Task:
Pictures aside, repeat every entry exactly.

Records shown:

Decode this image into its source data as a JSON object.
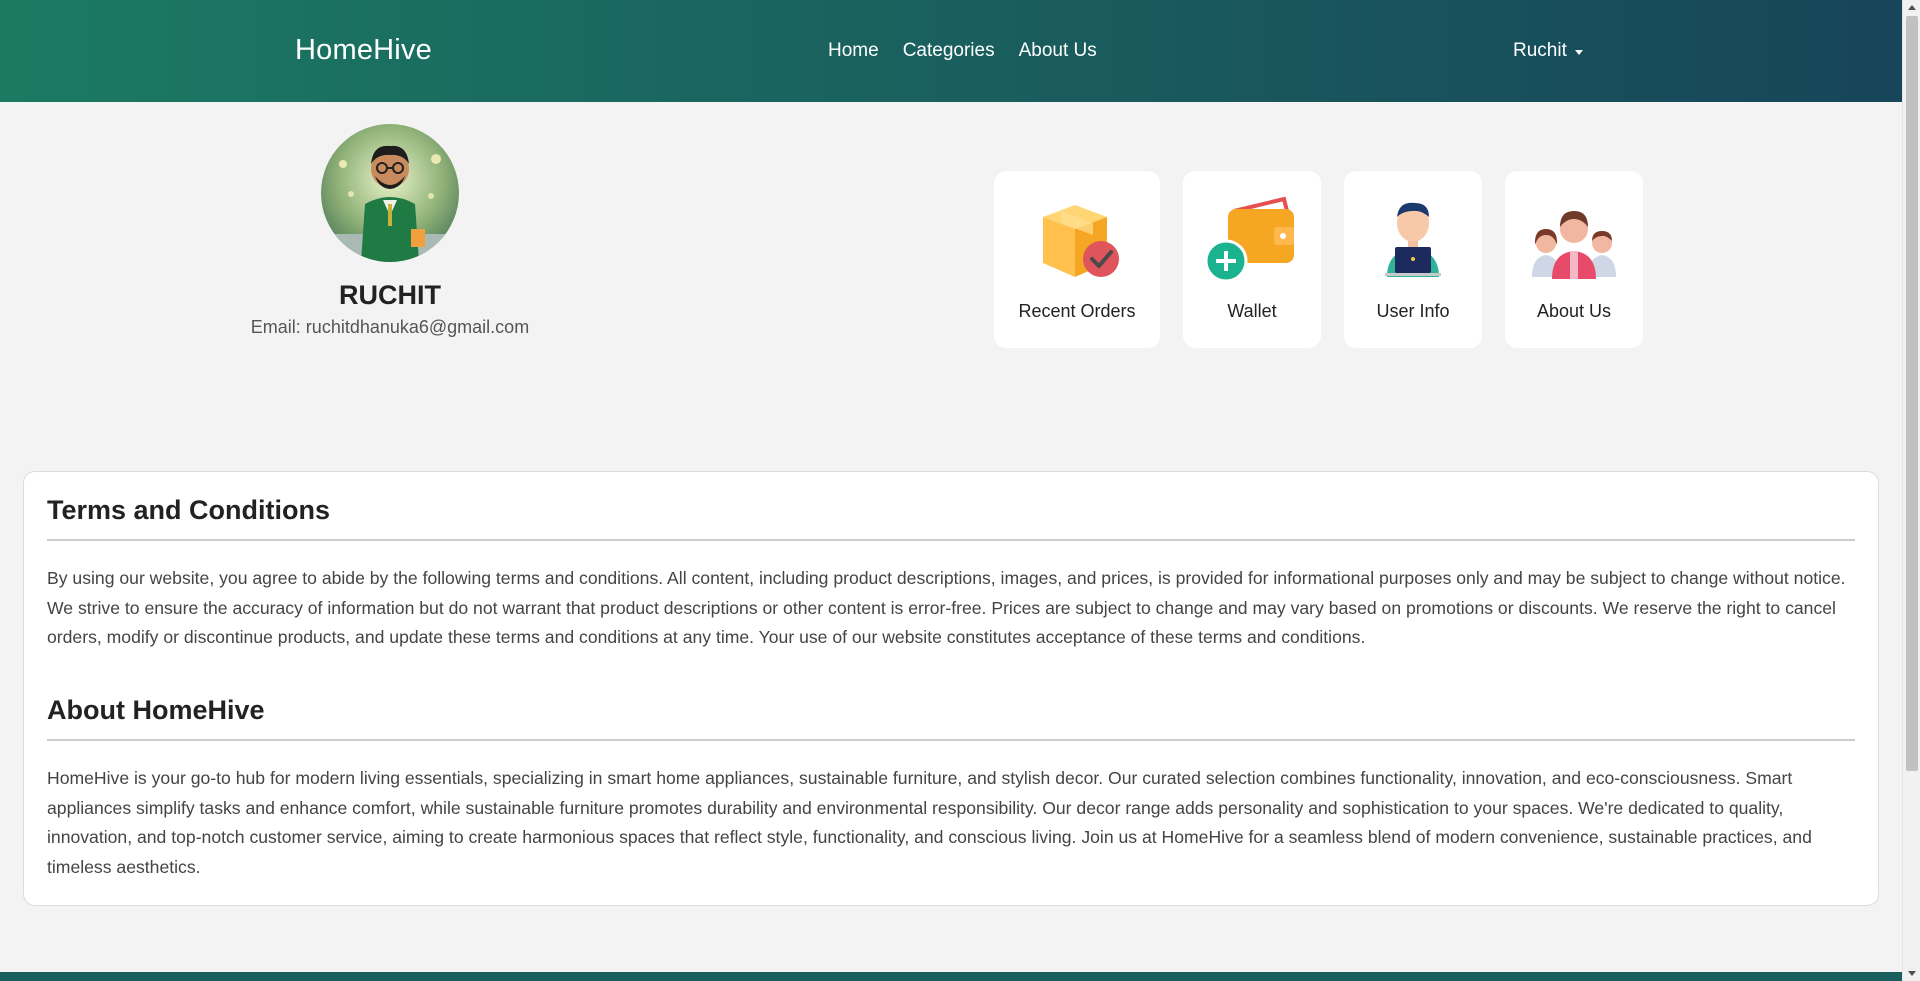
{
  "header": {
    "brand": "HomeHive",
    "nav": [
      "Home",
      "Categories",
      "About Us"
    ],
    "user": "Ruchit"
  },
  "profile": {
    "name": "RUCHIT",
    "email": "Email: ruchitdhanuka6@gmail.com"
  },
  "cards": [
    {
      "label": "Recent Orders",
      "icon": "package-check-icon"
    },
    {
      "label": "Wallet",
      "icon": "wallet-add-icon"
    },
    {
      "label": "User Info",
      "icon": "user-laptop-icon"
    },
    {
      "label": "About Us",
      "icon": "team-icon"
    }
  ],
  "terms": {
    "title": "Terms and Conditions",
    "text": "By using our website, you agree to abide by the following terms and conditions. All content, including product descriptions, images, and prices, is provided for informational purposes only and may be subject to change without notice. We strive to ensure the accuracy of information but do not warrant that product descriptions or other content is error-free. Prices are subject to change and may vary based on promotions or discounts. We reserve the right to cancel orders, modify or discontinue products, and update these terms and conditions at any time. Your use of our website constitutes acceptance of these terms and conditions."
  },
  "about": {
    "title": "About HomeHive",
    "text": "HomeHive is your go-to hub for modern living essentials, specializing in smart home appliances, sustainable furniture, and stylish decor. Our curated selection combines functionality, innovation, and eco-consciousness. Smart appliances simplify tasks and enhance comfort, while sustainable furniture promotes durability and environmental responsibility. Our decor range adds personality and sophistication to your spaces. We're dedicated to quality, innovation, and top-notch customer service, aiming to create harmonious spaces that reflect style, functionality, and conscious living. Join us at HomeHive for a seamless blend of modern convenience, sustainable practices, and timeless aesthetics."
  },
  "colors": {
    "header_start": "#1b7a62",
    "header_end": "#17455a",
    "background": "#f3f3f3"
  }
}
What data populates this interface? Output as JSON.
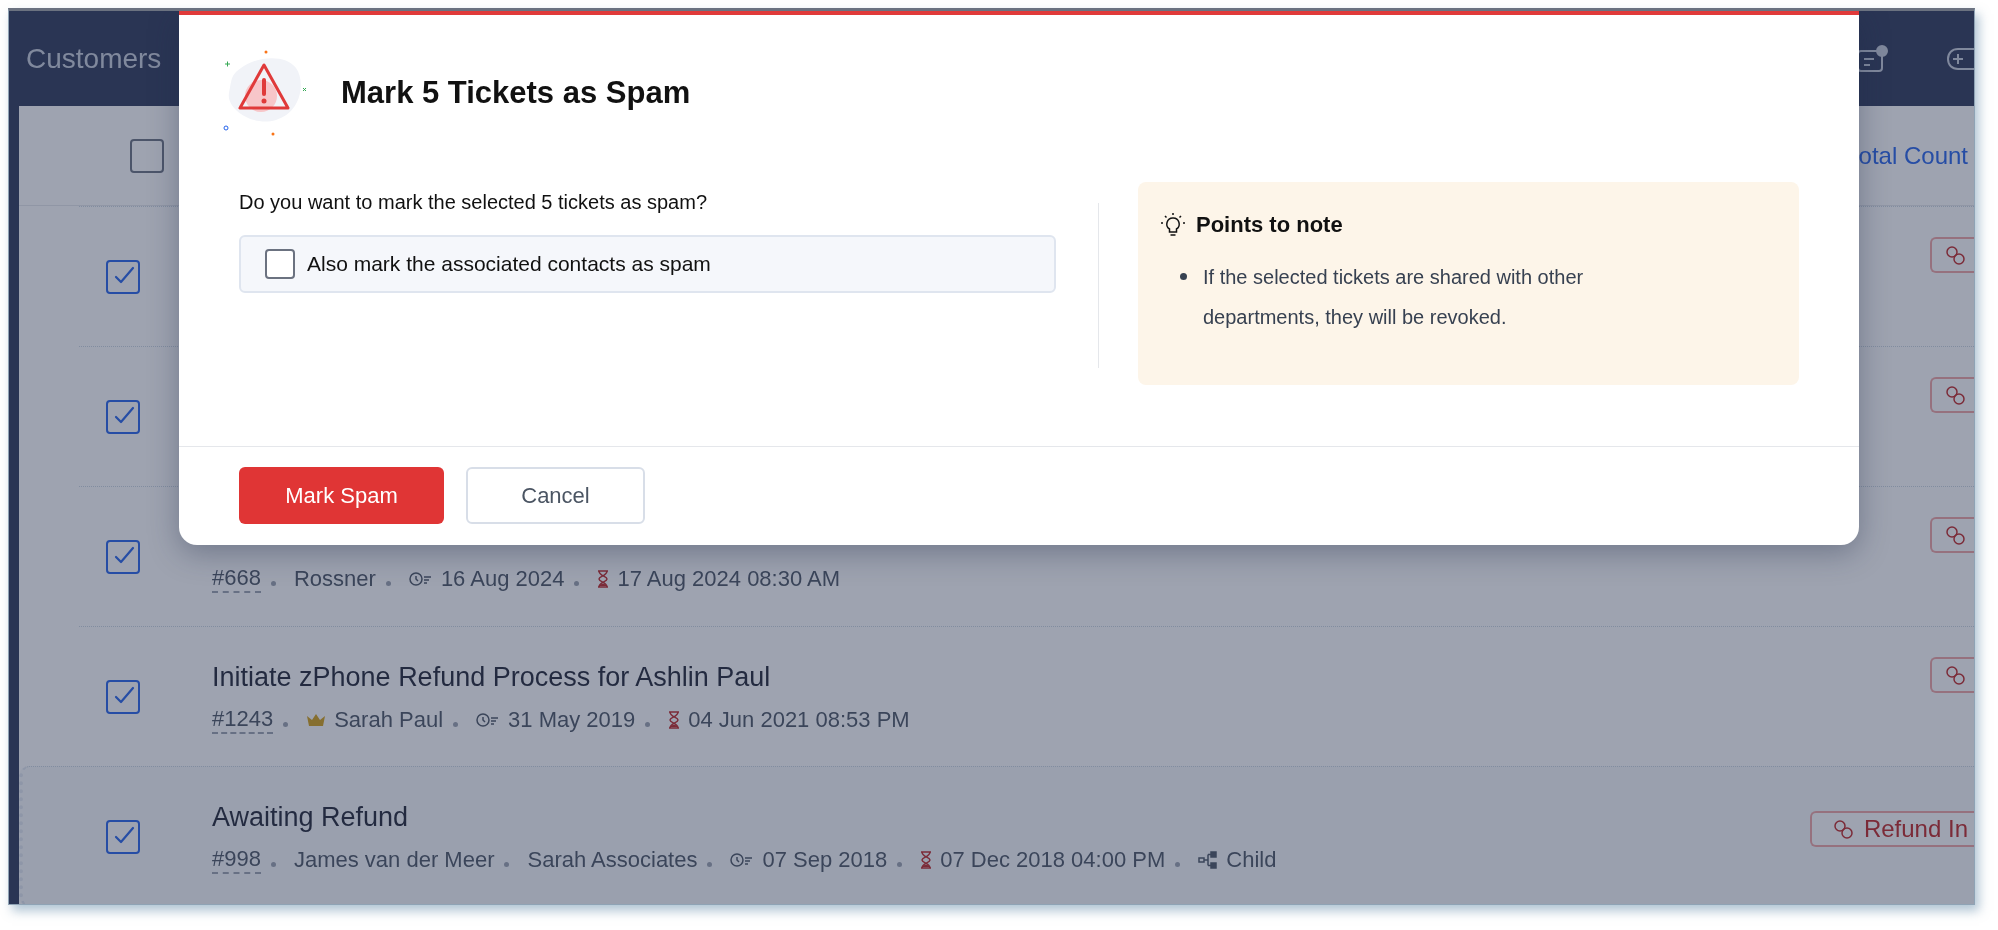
{
  "header": {
    "title": "Customers"
  },
  "list_header": {
    "select_all_checked": false,
    "total_count_label": "otal Count"
  },
  "rows": [
    {
      "checked": true,
      "focused": false,
      "title": null,
      "meta": [],
      "tag": null
    },
    {
      "checked": true,
      "focused": false,
      "title": null,
      "meta": [],
      "tag": null
    },
    {
      "checked": true,
      "focused": false,
      "title": null,
      "meta": [
        {
          "kind": "id",
          "text": "#668"
        },
        {
          "kind": "contact",
          "text": "Rossner"
        },
        {
          "kind": "created",
          "text": "16 Aug 2024"
        },
        {
          "kind": "due",
          "text": "17 Aug 2024 08:30 AM"
        }
      ],
      "tag": null
    },
    {
      "checked": true,
      "focused": false,
      "title": "Initiate zPhone Refund Process for Ashlin Paul",
      "meta": [
        {
          "kind": "id",
          "text": "#1243"
        },
        {
          "kind": "vip_contact",
          "text": "Sarah Paul"
        },
        {
          "kind": "created",
          "text": "31 May 2019"
        },
        {
          "kind": "due",
          "text": "04 Jun 2021 08:53 PM"
        }
      ],
      "tag": null
    },
    {
      "checked": true,
      "focused": true,
      "title": "Awaiting Refund",
      "meta": [
        {
          "kind": "id",
          "text": "#998"
        },
        {
          "kind": "contact",
          "text": "James van der Meer"
        },
        {
          "kind": "account",
          "text": "Sarah Associates"
        },
        {
          "kind": "created",
          "text": "07 Sep 2018"
        },
        {
          "kind": "due",
          "text": "07 Dec 2018 04:00 PM"
        },
        {
          "kind": "relation",
          "text": "Child"
        }
      ],
      "tag": "Refund In"
    }
  ],
  "dialog": {
    "title": "Mark 5 Tickets as Spam",
    "question": "Do you want to mark the selected 5 tickets as spam?",
    "option": {
      "label": "Also mark the associated contacts as spam",
      "checked": false
    },
    "note": {
      "title": "Points to note",
      "points": [
        "If the selected tickets are shared with other departments, they will be revoked."
      ]
    },
    "buttons": [
      {
        "kind": "primary",
        "label": "Mark Spam"
      },
      {
        "kind": "secondary",
        "label": "Cancel"
      }
    ]
  }
}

Reply to the task:
Decode this image into its source data as a JSON object.
{
  "header": {
    "brand": "HomeHive",
    "nav": [
      "Home",
      "Categories",
      "About Us"
    ],
    "user": "Ruchit"
  },
  "profile": {
    "name": "RUCHIT",
    "email": "Email: ruchitdhanuka6@gmail.com"
  },
  "cards": [
    {
      "label": "Recent Orders",
      "icon": "package-check-icon"
    },
    {
      "label": "Wallet",
      "icon": "wallet-add-icon"
    },
    {
      "label": "User Info",
      "icon": "user-laptop-icon"
    },
    {
      "label": "About Us",
      "icon": "team-icon"
    }
  ],
  "terms": {
    "title": "Terms and Conditions",
    "text": "By using our website, you agree to abide by the following terms and conditions. All content, including product descriptions, images, and prices, is provided for informational purposes only and may be subject to change without notice. We strive to ensure the accuracy of information but do not warrant that product descriptions or other content is error-free. Prices are subject to change and may vary based on promotions or discounts. We reserve the right to cancel orders, modify or discontinue products, and update these terms and conditions at any time. Your use of our website constitutes acceptance of these terms and conditions."
  },
  "about": {
    "title": "About HomeHive",
    "text": "HomeHive is your go-to hub for modern living essentials, specializing in smart home appliances, sustainable furniture, and stylish decor. Our curated selection combines functionality, innovation, and eco-consciousness. Smart appliances simplify tasks and enhance comfort, while sustainable furniture promotes durability and environmental responsibility. Our decor range adds personality and sophistication to your spaces. We're dedicated to quality, innovation, and top-notch customer service, aiming to create harmonious spaces that reflect style, functionality, and conscious living. Join us at HomeHive for a seamless blend of modern convenience, sustainable practices, and timeless aesthetics."
  },
  "colors": {
    "header_start": "#1b7a62",
    "header_end": "#17455a",
    "background": "#f3f3f3"
  }
}
What data populates this interface? Output as JSON.
{
  "header": {
    "title": "Customers"
  },
  "list_header": {
    "select_all_checked": false,
    "total_count_label": "otal Count"
  },
  "rows": [
    {
      "checked": true,
      "focused": false,
      "title": null,
      "meta": [],
      "tag": null
    },
    {
      "checked": true,
      "focused": false,
      "title": null,
      "meta": [],
      "tag": null
    },
    {
      "checked": true,
      "focused": false,
      "title": null,
      "meta": [
        {
          "kind": "id",
          "text": "#668"
        },
        {
          "kind": "contact",
          "text": "Rossner"
        },
        {
          "kind": "created",
          "text": "16 Aug 2024"
        },
        {
          "kind": "due",
          "text": "17 Aug 2024 08:30 AM"
        }
      ],
      "tag": null
    },
    {
      "checked": true,
      "focused": false,
      "title": "Initiate zPhone Refund Process for Ashlin Paul",
      "meta": [
        {
          "kind": "id",
          "text": "#1243"
        },
        {
          "kind": "vip_contact",
          "text": "Sarah Paul"
        },
        {
          "kind": "created",
          "text": "31 May 2019"
        },
        {
          "kind": "due",
          "text": "04 Jun 2021 08:53 PM"
        }
      ],
      "tag": null
    },
    {
      "checked": true,
      "focused": true,
      "title": "Awaiting Refund",
      "meta": [
        {
          "kind": "id",
          "text": "#998"
        },
        {
          "kind": "contact",
          "text": "James van der Meer"
        },
        {
          "kind": "account",
          "text": "Sarah Associates"
        },
        {
          "kind": "created",
          "text": "07 Sep 2018"
        },
        {
          "kind": "due",
          "text": "07 Dec 2018 04:00 PM"
        },
        {
          "kind": "relation",
          "text": "Child"
        }
      ],
      "tag": "Refund In"
    }
  ],
  "dialog": {
    "title": "Mark 5 Tickets as Spam",
    "question": "Do you want to mark the selected 5 tickets as spam?",
    "option": {
      "label": "Also mark the associated contacts as spam",
      "checked": false
    },
    "note": {
      "title": "Points to note",
      "points": [
        "If the selected tickets are shared with other departments, they will be revoked."
      ]
    },
    "buttons": [
      {
        "kind": "primary",
        "label": "Mark Spam"
      },
      {
        "kind": "secondary",
        "label": "Cancel"
      }
    ]
  }
}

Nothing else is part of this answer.